This is a weird one. Remember all the confusion and scuttlebutt when Steam introduced its refund policy? Microsoft is introducing a similar one, but approaching it from a somewhat different angle by making refunds a self-service policy. If you meet the requirements, you can get a refund for your software without, ostensibly, going through an approval process.
Digital purchases have always been in a weird territory with regards to refunds. Sometimes you can end up accidentally buying something (which is difficult but it happens), or perhaps someone’s kid makes a purchase of dubious permission. Maybe you simply have buyer’s remorse with a pre-order that turns out to be no good.

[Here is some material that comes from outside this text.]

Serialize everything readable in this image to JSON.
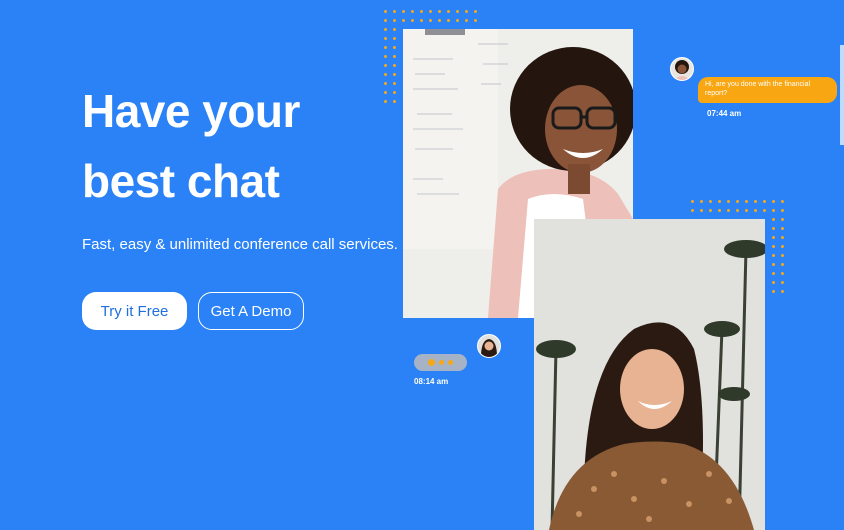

So here’s what Microsoft has to offer. Digital software can be refunded under two conditions. One, the refund has to be requested within 14 days of the purchase. Two, across all accounts (Play Anywhere being the qualifier here?), total play time needs to be under two hours. DLC, season passes and add-ons are straight-up ineligible. The refund also has to wait until the day after a game’s release date in the case of new products. Additionally, the game (or app) must be launched before a refund can be submitted.
My take: the key here is details, and the details seem to be laid out in clear fashion. The requirements, the time limits, so on and so forth should be enough to prevent confusion. Abuse is always a problem with these kinds of policies, no matter what they are, and that’s going to be up to Microsoft to figure out. Ultimately it’s a good thing to have refund policies in place. “Buyer beware” is reasonable in most situations but having a safety net for more extreme cases is good business.